Have I forgot to list any of your favorite resources, websites, apps for Poetry? Be sure to comment below and remember to share your National Poetry Activities that your students are doing this year.

My New “EdVenture”

Well, friends, I am excited to announce that today I begin a new “EdVenture”. I am thrilled to have been offered and accepted a position with Open Up Resources.

A child’s zip code should not determine the quality of education they receive, nor should it determine the access educators have to curriculum and professional learning. Every child, everywhere, deserves and can receive a high quality, equitable literacy education with the support of OER (Open Education Resources) and evidence-based, high-yield instructional practices.

This is why I am honored to join the team at Open Up Resources as the new ELA Community Manager and Professional Learning Associate.

For the past 20 years, I have dedicated my life to education and literacy. Lifelong learning starts with a strong foundation in literacy, impacting a student’s personal, professional, and civic lives. Opportunities are opened and potential is realized when one can discern information with a critical eye and communicate their message effectively. As a classroom teacher and regional support consultant, I navigated the perils and success of literacy learning, honed my craft through professional learning communities, continued my education, and consulted research.

Now, I begin a new chapter in the education field, continuing to advocate for high-quality literacy learning while supporting teachers and district leadership implementing the ELA curriculum from Open Up Resources across digital platforms and face to face.

Technology not only changed my teaching but opened the world for my students. In 2008, I became a 1:1 laptop teacher, meaning, all of our students were given laptops to use during the school year.

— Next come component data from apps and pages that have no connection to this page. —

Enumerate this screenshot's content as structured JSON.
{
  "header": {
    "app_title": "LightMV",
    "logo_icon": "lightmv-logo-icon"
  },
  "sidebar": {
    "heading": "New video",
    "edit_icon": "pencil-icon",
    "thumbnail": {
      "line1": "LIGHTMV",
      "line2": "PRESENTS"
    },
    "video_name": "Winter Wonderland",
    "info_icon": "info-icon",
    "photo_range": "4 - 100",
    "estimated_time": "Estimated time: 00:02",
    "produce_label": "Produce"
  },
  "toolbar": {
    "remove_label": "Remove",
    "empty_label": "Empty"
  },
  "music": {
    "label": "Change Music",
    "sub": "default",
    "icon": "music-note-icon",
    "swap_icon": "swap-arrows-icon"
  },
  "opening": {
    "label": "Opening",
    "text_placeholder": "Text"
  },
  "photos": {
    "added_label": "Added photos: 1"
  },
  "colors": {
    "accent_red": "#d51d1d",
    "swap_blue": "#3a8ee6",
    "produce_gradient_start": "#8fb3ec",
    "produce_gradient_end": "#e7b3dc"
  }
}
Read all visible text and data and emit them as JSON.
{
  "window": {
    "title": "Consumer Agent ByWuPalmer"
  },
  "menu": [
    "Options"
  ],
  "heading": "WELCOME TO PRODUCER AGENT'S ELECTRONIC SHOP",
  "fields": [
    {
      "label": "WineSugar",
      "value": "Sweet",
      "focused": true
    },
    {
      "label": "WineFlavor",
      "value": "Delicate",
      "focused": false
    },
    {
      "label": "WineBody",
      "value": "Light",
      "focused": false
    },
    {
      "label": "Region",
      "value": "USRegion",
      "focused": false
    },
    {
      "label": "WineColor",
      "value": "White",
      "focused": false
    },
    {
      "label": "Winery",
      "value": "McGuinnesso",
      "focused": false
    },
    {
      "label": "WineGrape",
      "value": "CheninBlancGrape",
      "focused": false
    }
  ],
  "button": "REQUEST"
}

Because of this, I am a connected educator, blogger, and Tweet regularly. The connections I have made over the years have positively shaped me into the educator I am today. The sharing of resources, relationships made with educators across the globe, and the access to information are benefits I wish all teachers could capitalize upon. Along with these benefits, the growing awareness and use of OERs is an economical way for teachers to update content, differentiate in the classroom, and use, reuse, and redistribute material for all students.

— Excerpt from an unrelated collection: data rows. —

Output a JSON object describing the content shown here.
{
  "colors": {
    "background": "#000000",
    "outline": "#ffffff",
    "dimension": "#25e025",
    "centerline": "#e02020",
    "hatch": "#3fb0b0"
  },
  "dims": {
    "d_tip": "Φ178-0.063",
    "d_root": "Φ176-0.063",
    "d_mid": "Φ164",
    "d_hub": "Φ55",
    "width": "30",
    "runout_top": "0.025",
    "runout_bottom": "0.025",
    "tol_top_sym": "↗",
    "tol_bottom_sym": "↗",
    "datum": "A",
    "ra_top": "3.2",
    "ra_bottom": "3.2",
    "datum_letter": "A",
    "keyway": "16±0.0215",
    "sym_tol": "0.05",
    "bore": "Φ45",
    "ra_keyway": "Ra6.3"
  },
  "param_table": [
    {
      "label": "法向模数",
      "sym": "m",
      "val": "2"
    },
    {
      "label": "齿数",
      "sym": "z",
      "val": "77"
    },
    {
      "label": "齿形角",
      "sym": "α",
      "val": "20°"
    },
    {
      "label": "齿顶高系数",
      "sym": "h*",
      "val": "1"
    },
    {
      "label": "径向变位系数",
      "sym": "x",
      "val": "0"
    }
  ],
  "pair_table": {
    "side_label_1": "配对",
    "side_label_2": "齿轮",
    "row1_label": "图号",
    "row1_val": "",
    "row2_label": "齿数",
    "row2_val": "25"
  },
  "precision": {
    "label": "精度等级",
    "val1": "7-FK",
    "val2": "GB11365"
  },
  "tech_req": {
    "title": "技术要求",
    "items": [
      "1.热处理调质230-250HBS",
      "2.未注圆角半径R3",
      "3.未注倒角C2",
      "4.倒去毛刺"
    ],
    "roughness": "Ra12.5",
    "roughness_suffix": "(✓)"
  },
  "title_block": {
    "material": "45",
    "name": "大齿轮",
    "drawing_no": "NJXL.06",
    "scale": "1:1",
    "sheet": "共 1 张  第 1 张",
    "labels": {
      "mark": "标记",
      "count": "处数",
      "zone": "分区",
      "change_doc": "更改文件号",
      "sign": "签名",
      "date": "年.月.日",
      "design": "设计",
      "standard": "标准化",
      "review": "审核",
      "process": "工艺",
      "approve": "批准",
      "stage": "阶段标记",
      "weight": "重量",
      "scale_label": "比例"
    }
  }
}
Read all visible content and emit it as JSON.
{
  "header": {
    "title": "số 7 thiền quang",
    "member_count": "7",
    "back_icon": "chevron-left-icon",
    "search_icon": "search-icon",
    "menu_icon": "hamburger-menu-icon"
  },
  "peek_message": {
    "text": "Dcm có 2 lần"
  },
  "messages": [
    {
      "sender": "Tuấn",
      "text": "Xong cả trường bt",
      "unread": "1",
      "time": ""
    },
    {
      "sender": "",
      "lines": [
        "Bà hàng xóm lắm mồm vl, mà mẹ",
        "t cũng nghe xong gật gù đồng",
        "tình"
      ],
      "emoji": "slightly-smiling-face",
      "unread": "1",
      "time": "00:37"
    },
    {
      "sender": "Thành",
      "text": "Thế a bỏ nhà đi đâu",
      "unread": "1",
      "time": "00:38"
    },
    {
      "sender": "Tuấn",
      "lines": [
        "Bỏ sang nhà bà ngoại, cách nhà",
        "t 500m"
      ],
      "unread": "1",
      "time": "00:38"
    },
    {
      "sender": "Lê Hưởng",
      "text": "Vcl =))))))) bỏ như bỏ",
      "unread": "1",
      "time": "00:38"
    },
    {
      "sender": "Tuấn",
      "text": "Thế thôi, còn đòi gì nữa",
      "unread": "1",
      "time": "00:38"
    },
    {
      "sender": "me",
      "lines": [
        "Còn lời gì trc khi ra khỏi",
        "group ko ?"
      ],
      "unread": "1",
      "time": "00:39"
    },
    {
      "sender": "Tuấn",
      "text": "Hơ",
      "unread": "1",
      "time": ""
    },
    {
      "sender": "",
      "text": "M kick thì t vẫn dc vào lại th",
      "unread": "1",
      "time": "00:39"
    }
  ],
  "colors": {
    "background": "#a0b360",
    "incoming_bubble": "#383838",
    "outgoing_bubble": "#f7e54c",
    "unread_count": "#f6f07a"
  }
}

Part of my role will be growing and supporting educators implementing ELA Open Up Resources in their classrooms; EL Education K–5 Language Arts & Bookworms K–5 Reading and Writing. Through regular Twitter Chats #OpenUpELA, online webinars and book clubs, and communication through FB Communities I hope to connect educators across the nation with a focus on ELA and OER. Open Up Resources has a vibrant Math Community that is supported and led by my new colleague, Brooke Powers, if you are not following her on Twitter, do so now, she is amazing and I can’t wait to learn from her.

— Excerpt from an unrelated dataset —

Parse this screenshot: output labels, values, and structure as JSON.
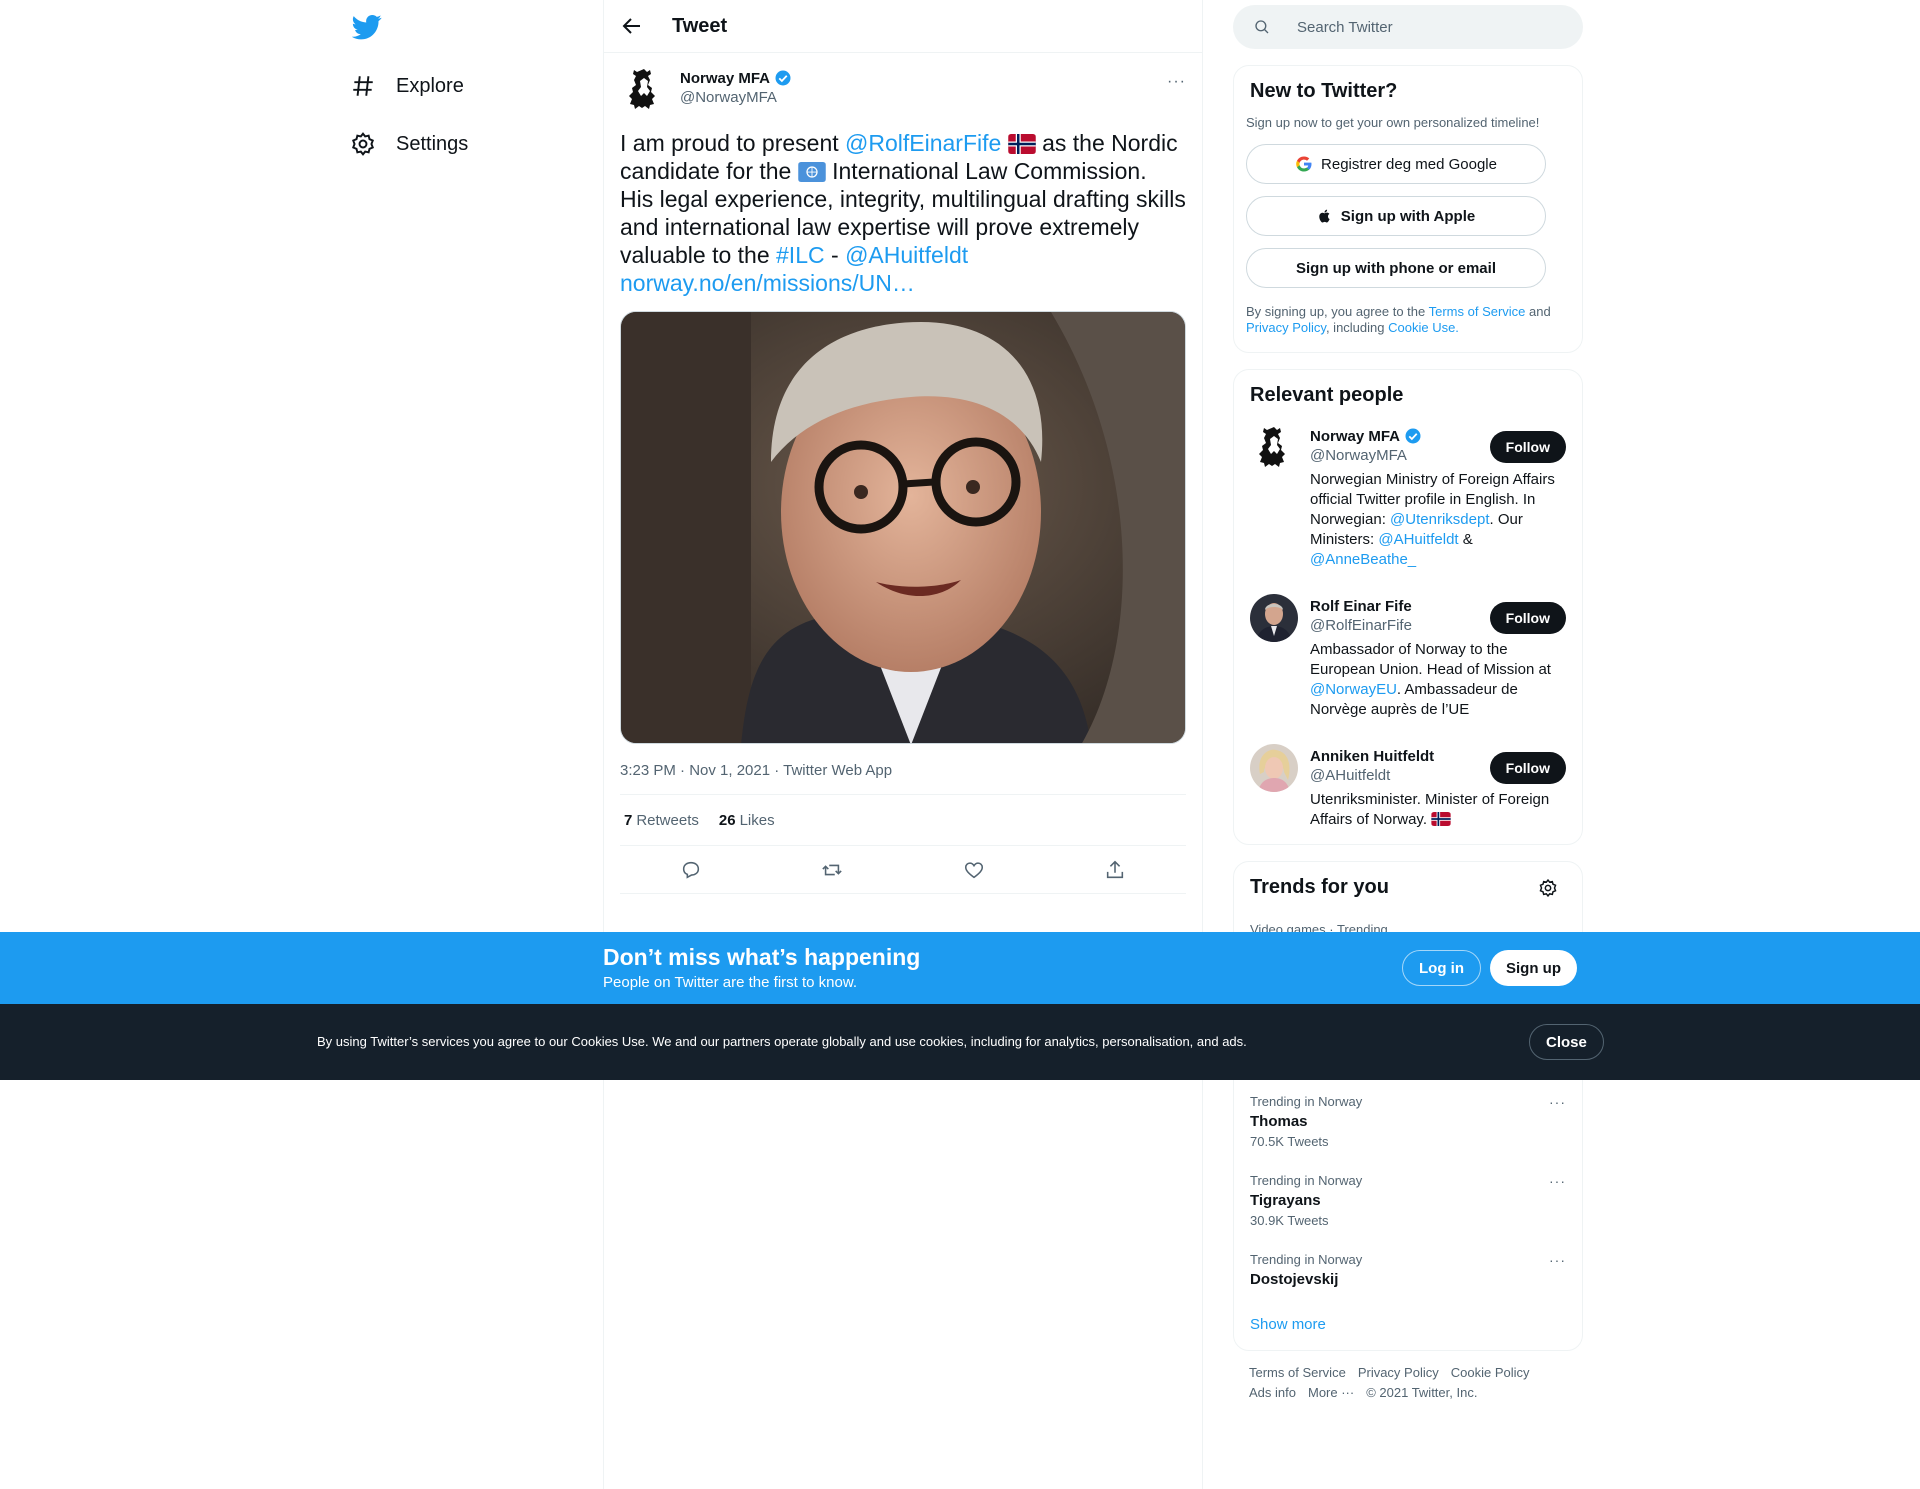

The second part of my role will include Professional Learning. Collaboration with the team, designing and evaluating Professional Learning, and providing feedback from the implementing teachers; I hope to utilize my skill set and expertise to enhance literacy learning for ALL students.

Here are a few quick reasons why I am excited to be joining Open Up Resources:

  1. Our Mission: To increase equity in education by making excellent, top-rated curricula freely available to districts.
  2. Open Education Resources (OER) awareness is growing across the nation and Open Up Resources is a leader in this education community
  3. Blending of all of my passion areas
  4. A work/life integration with a value on family
  5. Incredible team made up of top-notch educators

Feel free to ask me anything about OER and the ELA or Math Curriculums we have at Open Up Resources, K-12 Literacy, or Technology in the Classroom. I would love to have a geek out session with you! Changing education is tough, why not do it with other passionate educators in your tribe? A huge shout out to the team at OUR who took a chance on me, time to roll up my sleeves and get to work.